For the external demand dimension of the matrix, firms need to look at the current and likely future demand for the practice and ask some of these questions: What is the overall demand for the practice? Is it different in certain sectors and how do those sectors intersect with your client base? Is it a practice that is likely to face significant price pressure that impact overall fees? Is it a practice likely to move through its life cycle quickly? Is it a practice subject to disruption from technology or alternative legal service providers? Is it a practice which might be impacted by regulation (positively or negatively)?
For the internal competiveness dimension of the matrix, firms need to ask: What is our current competitive position? What is our ability to improve our competitive position (and what investment will be required)? Is this, or does it have the potential to be a ‘known for’ practice? How profitable is the practice today and what is the profit potential going forward? Is this a practice that drives work to other areas of the firm? Is this a practice that is strategically important to clients?
A practice that has high external demand and high internal competitiveness is a ‘Star’ practice. These practices are typically good candidates for growth and investment if there are not limitations on growth (such as conflicts). By contrast, a practice that has low external demand and in which the firm is not a strong performer represents a weak candidate for growth or investment. In fact, the firm should consider cutting or at least phasing out those practices. However, if an underperforming practice is supporting a Star practice, there may be a justification for maintaining that practice.
A practice where the firm is strong, but the external demand is flat, is referred to in BCG terms as a ‘cash cow,’ meaning companies should hold the investment but milk profits. While the concept of milking profits does not typically play out well in the law firm context, these are practices where firms should generally maintain a strong competitive position but seek ways to leverage the expertise into new areas, or have a plan for reorienting and restructuring the practice should demand begin to decline. These practices need to ensure they do not fall prey to buggy whip syndrome.
Finally, there are areas where external demand is high, but the firm’s competitive position is weak. These are areas which may offer superior growth potential, but the firm needs to be realistic about its ability to substantially change its competitive position. Do you need to be a Netflix in order to capture more market share? Does the firm have sufficient resources (both money and talent) to invest in this area? What is the likely timeline for achieving a stronger market position? Who are your competitors and what resources do they have?
In today’s world, business cycles are moving more quickly and being in business for 150 years, like the New England Confectionery Co., does not guarantee survival.
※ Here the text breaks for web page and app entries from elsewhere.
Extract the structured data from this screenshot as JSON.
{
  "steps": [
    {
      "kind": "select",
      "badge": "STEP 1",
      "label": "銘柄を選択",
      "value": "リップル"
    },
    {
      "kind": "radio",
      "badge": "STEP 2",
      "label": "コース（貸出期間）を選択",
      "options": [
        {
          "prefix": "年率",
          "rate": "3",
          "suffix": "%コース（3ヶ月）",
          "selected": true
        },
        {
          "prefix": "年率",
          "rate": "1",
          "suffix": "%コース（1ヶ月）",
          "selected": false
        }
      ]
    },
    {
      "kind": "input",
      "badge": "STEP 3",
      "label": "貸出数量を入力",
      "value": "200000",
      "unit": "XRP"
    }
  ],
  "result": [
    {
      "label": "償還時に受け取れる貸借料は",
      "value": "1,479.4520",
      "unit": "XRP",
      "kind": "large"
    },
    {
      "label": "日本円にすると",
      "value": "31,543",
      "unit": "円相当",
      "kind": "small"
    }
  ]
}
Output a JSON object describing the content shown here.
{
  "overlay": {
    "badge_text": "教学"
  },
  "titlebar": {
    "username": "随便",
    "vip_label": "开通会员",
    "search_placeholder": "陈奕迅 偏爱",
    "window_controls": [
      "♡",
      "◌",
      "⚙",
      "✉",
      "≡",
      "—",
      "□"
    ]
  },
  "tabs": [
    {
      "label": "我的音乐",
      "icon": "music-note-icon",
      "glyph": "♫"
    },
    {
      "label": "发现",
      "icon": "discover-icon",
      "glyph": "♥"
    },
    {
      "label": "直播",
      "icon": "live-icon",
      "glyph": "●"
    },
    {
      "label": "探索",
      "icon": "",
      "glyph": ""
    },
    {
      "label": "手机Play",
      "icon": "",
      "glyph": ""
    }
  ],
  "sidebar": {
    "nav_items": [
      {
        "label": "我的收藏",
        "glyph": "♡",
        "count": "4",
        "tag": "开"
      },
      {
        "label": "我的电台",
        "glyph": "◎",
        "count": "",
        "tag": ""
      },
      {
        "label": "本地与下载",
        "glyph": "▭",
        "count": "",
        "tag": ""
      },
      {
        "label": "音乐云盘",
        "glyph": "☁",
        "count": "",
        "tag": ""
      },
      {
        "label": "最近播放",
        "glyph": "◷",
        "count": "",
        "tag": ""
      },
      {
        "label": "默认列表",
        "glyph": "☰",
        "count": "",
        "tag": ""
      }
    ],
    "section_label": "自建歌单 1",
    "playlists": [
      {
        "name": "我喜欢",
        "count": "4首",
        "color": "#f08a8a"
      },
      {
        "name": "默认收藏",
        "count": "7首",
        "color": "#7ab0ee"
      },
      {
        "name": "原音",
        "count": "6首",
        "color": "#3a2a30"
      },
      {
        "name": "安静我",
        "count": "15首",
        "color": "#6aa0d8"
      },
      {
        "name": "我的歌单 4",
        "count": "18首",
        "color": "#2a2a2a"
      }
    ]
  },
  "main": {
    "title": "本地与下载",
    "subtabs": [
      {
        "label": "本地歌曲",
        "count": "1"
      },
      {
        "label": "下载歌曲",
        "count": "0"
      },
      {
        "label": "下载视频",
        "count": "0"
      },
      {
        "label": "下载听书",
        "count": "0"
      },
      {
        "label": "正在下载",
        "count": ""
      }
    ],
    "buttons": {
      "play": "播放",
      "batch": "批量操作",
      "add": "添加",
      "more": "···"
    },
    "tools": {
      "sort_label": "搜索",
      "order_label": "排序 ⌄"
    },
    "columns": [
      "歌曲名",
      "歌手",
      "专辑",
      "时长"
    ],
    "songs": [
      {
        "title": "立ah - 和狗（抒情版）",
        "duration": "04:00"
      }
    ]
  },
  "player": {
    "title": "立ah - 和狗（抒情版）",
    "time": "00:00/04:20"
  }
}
Firms need to be aware of how these cycles will impact demand for the firm’s services. Understanding how your practices are positioned and what that means for investment, divestment and management is critical.